Consumers’ smartphones can be tracked by GPS coordinates and other techniques, but those are largely broad-brush. Beacons are devices that are designed to support very granular targeting, such as sending a coupon for red sneakers while you’re standing in front of the rack with red sneakers.
In this installment of MarTech Today’s MarTech Landscape Series, we explain what beacons are and how marketers can use them.
A standard beacon, as its name suggests, is essentially a lighthouse.
But, instead of a beam of light showing ships where the shoreline is, the small device — mounted on a retailer’s ceiling, wall or counter — broadcasts its location ID again and again to a supported app in nearby consumers’ phones.
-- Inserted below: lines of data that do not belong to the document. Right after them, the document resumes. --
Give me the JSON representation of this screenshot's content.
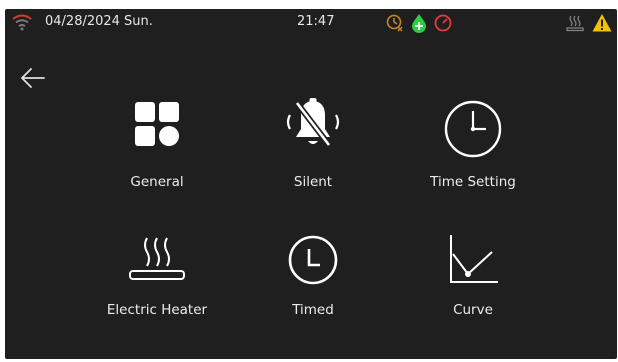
{
  "status": {
    "date": "04/28/2024 Sun.",
    "time": "21:47"
  },
  "menu": [
    {
      "label": "General",
      "icon": "general-grid-icon"
    },
    {
      "label": "Silent",
      "icon": "bell-off-icon"
    },
    {
      "label": "Time Setting",
      "icon": "clock-icon"
    },
    {
      "label": "Electric Heater",
      "icon": "heater-icon"
    },
    {
      "label": "Timed",
      "icon": "timer-icon"
    },
    {
      "label": "Curve",
      "icon": "curve-chart-icon"
    }
  ],
  "colors": {
    "background": "#1f1f1f",
    "text": "#e8e8e8",
    "warning": "#f2c200",
    "green_status": "#2ecc40",
    "red_status": "#e23b3b",
    "amber_status": "#c8862a"
  }
}
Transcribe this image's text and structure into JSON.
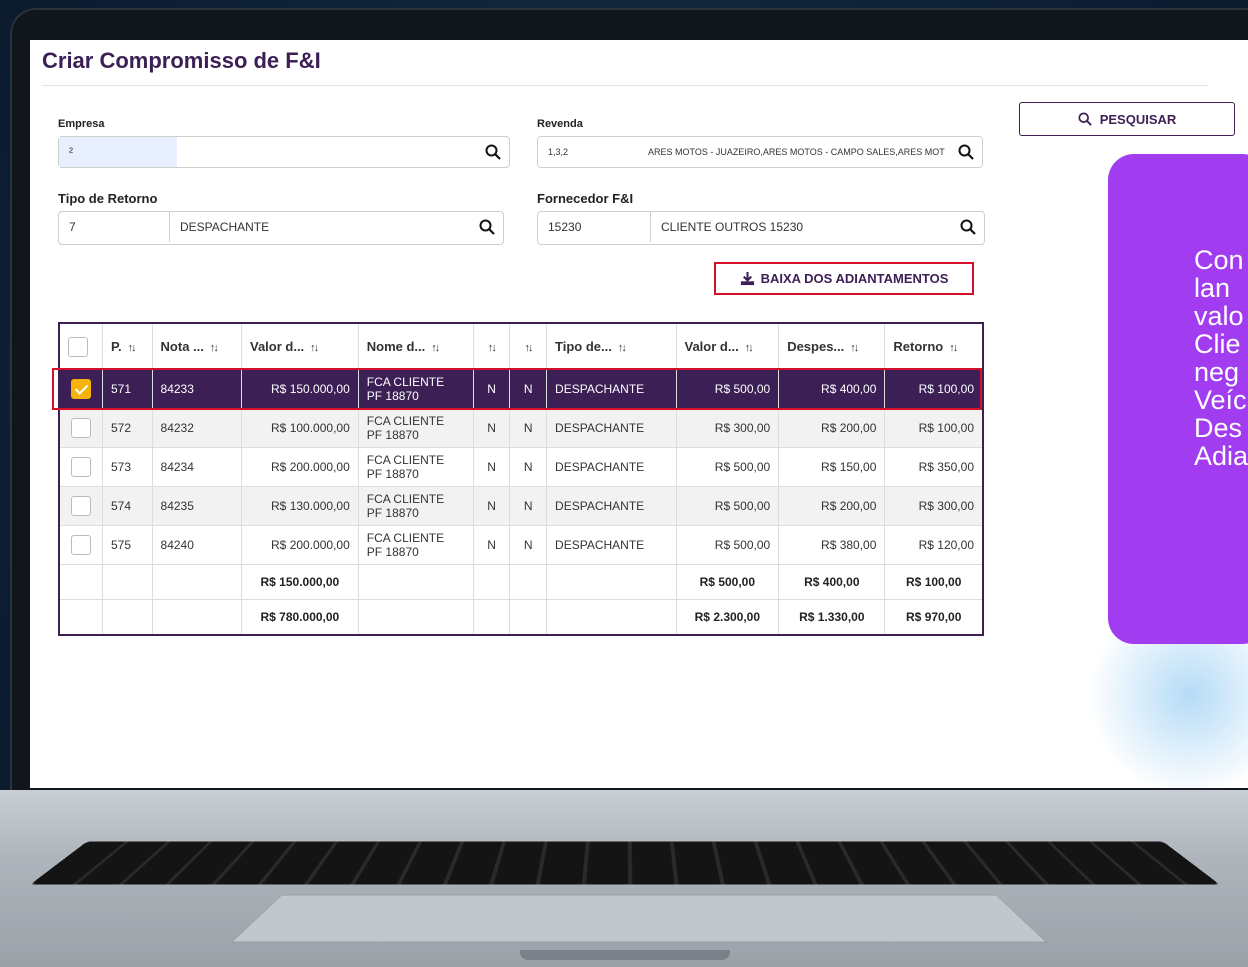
{
  "app": {
    "title": "Criar Compromisso de F&I"
  },
  "toolbar": {
    "search_label": "PESQUISAR",
    "baixa_label": "BAIXA DOS ADIANTAMENTOS"
  },
  "fields": {
    "empresa": {
      "label": "Empresa",
      "code": "²",
      "desc": ""
    },
    "revenda": {
      "label": "Revenda",
      "code": "1,3,2",
      "desc": "ARES MOTOS - JUAZEIRO,ARES MOTOS - CAMPO SALES,ARES MOT"
    },
    "tipo_retorno": {
      "label": "Tipo de Retorno",
      "code": "7",
      "desc": "DESPACHANTE"
    },
    "fornecedor": {
      "label": "Fornecedor F&I",
      "code": "15230",
      "desc": "CLIENTE OUTROS 15230"
    }
  },
  "table": {
    "headers": [
      "P.",
      "Nota ...",
      "Valor d...",
      "Nome d...",
      "",
      "",
      "Tipo de...",
      "Valor d...",
      "Despes...",
      "Retorno"
    ],
    "rows": [
      {
        "p": "571",
        "nota": "84233",
        "valor": "R$ 150.000,00",
        "nome1": "FCA CLIENTE",
        "nome2": "PF 18870",
        "c1": "N",
        "c2": "N",
        "tipo": "DESPACHANTE",
        "valor2": "R$ 500,00",
        "despesa": "R$ 400,00",
        "retorno": "R$ 100,00",
        "checked": true
      },
      {
        "p": "572",
        "nota": "84232",
        "valor": "R$ 100.000,00",
        "nome1": "FCA CLIENTE",
        "nome2": "PF 18870",
        "c1": "N",
        "c2": "N",
        "tipo": "DESPACHANTE",
        "valor2": "R$ 300,00",
        "despesa": "R$ 200,00",
        "retorno": "R$ 100,00",
        "checked": false
      },
      {
        "p": "573",
        "nota": "84234",
        "valor": "R$ 200.000,00",
        "nome1": "FCA CLIENTE",
        "nome2": "PF 18870",
        "c1": "N",
        "c2": "N",
        "tipo": "DESPACHANTE",
        "valor2": "R$ 500,00",
        "despesa": "R$ 150,00",
        "retorno": "R$ 350,00",
        "checked": false
      },
      {
        "p": "574",
        "nota": "84235",
        "valor": "R$ 130.000,00",
        "nome1": "FCA CLIENTE",
        "nome2": "PF 18870",
        "c1": "N",
        "c2": "N",
        "tipo": "DESPACHANTE",
        "valor2": "R$ 500,00",
        "despesa": "R$ 200,00",
        "retorno": "R$ 300,00",
        "checked": false
      },
      {
        "p": "575",
        "nota": "84240",
        "valor": "R$ 200.000,00",
        "nome1": "FCA CLIENTE",
        "nome2": "PF 18870",
        "c1": "N",
        "c2": "N",
        "tipo": "DESPACHANTE",
        "valor2": "R$ 500,00",
        "despesa": "R$ 380,00",
        "retorno": "R$ 120,00",
        "checked": false
      }
    ],
    "totals": [
      {
        "valor": "R$ 150.000,00",
        "valor2": "R$ 500,00",
        "despesa": "R$ 400,00",
        "retorno": "R$ 100,00"
      },
      {
        "valor": "R$ 780.000,00",
        "valor2": "R$ 2.300,00",
        "despesa": "R$ 1.330,00",
        "retorno": "R$ 970,00"
      }
    ]
  },
  "callout": {
    "lines": [
      "Con",
      "lan",
      "valo",
      "Clie",
      "neg",
      "Veíc",
      "Des",
      "Adia"
    ]
  },
  "colors": {
    "accent": "#3b1f55",
    "highlight": "#d7102a",
    "check": "#f5b30a",
    "callout": "#a23cf0"
  }
}
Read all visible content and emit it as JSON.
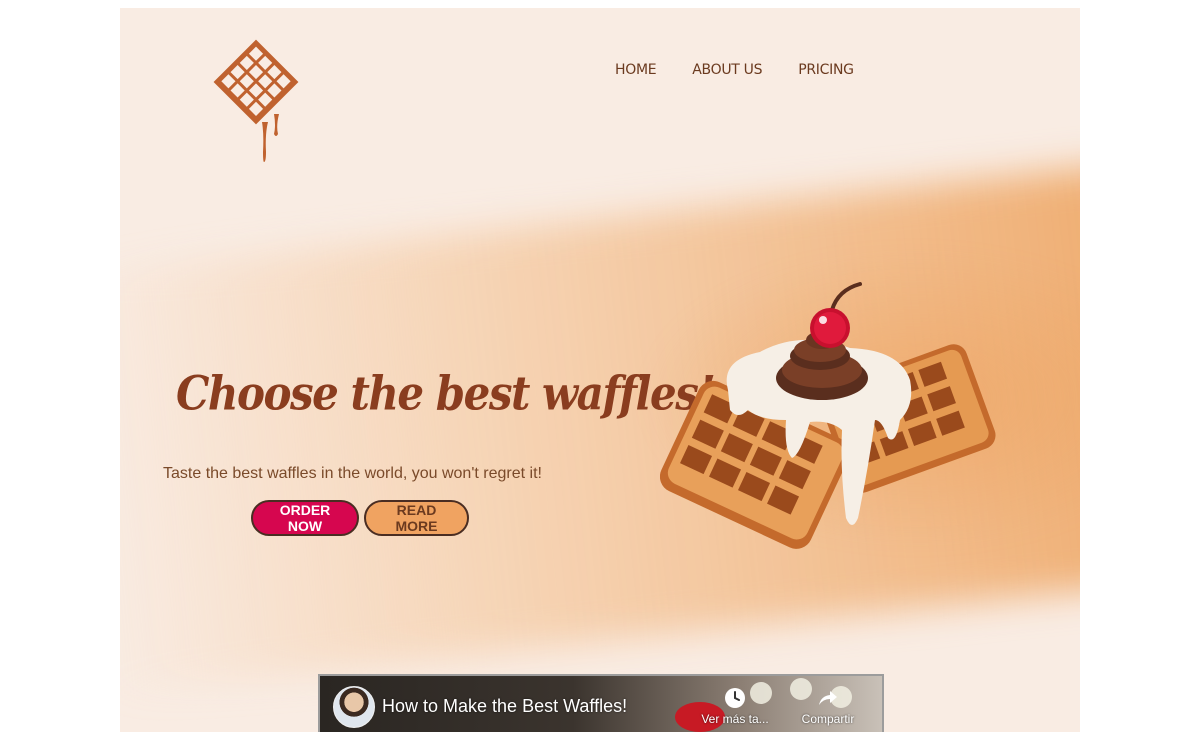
{
  "nav": {
    "items": [
      {
        "label": "HOME"
      },
      {
        "label": "ABOUT US"
      },
      {
        "label": "PRICING"
      }
    ]
  },
  "hero": {
    "title": "Choose the best waffles!",
    "subtitle": "Taste the best waffles in the world, you won't regret it!",
    "order_button": "ORDER NOW",
    "read_more_button": "READ MORE"
  },
  "video": {
    "title": "How to Make the Best Waffles!",
    "watch_later_label": "Ver más ta...",
    "share_label": "Compartir"
  },
  "colors": {
    "page_background": "#f9ece3",
    "nav_text": "#6b3a1f",
    "title_text": "#8a3d1f",
    "order_button": "#d6064f",
    "read_more_button": "#f0a361",
    "logo": "#c0622f"
  },
  "icons": {
    "logo": "waffle-logo-icon",
    "watch_later": "clock-icon",
    "share": "share-arrow-icon"
  }
}
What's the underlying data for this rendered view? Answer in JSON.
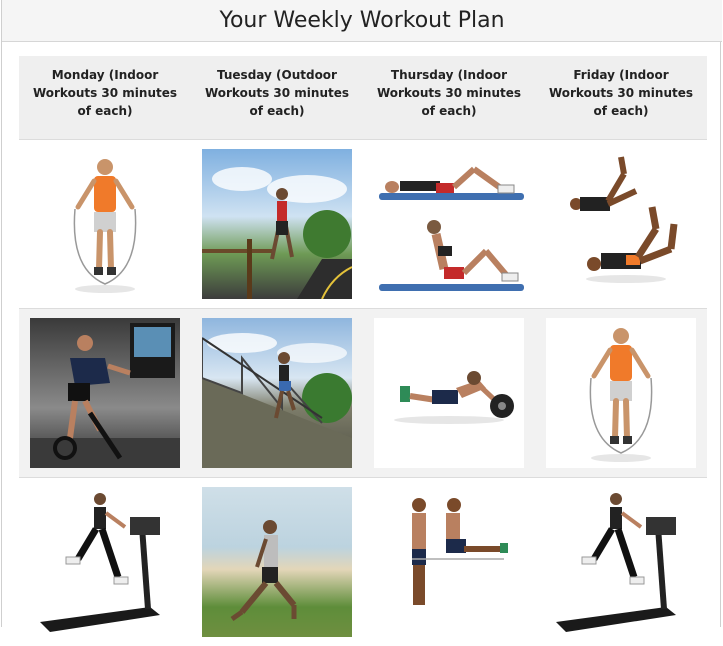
{
  "page": {
    "title": "Your Weekly Workout Plan"
  },
  "table": {
    "headers": [
      "Monday (Indoor Workouts 30 minutes of each)",
      "Tuesday (Outdoor Workouts 30 minutes of each)",
      "Thursday (Indoor Workouts 30 minutes of each)",
      "Friday (Indoor Workouts 30 minutes of each)"
    ],
    "rows": [
      [
        "jump-rope",
        "outdoor-run",
        "crunches",
        "bicycle-crunch"
      ],
      [
        "indoor-cycling",
        "stair-run",
        "ab-roller",
        "jump-rope"
      ],
      [
        "treadmill",
        "beach-lunge",
        "v-sit",
        "treadmill"
      ]
    ]
  },
  "colors": {
    "header_bg": "#f5f5f5",
    "th_bg": "#efefef",
    "alt_row_bg": "#f2f2f2"
  }
}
Standard beacons usually conform to Apple’s iBeacon specs, introduced in the summer of 2013 as the company’s implementation of the Bluetooth Low Energy standard.
About The Author
Barry Levine covers marketing technology for Third Door Media. Previously, he covered this space as a Senior Writer for VentureBeat, and he has written about these and other tech subjects for such publications as CMSWire and NewsFactor. He founded and led the web site/unit at PBS station Thirteen/WNET; worked as an online Senior Producer/writer for Viacom; created a successful interactive game, PLAY IT BY EAR: The First CD Game; founded and led an independent film showcase, CENTER SCREEN, based at Harvard and M.I.T.; and served over five years as a consultant to the M.I.T. Media Lab. You can find him at LinkedIn, and on Twitter at xBarryLevine.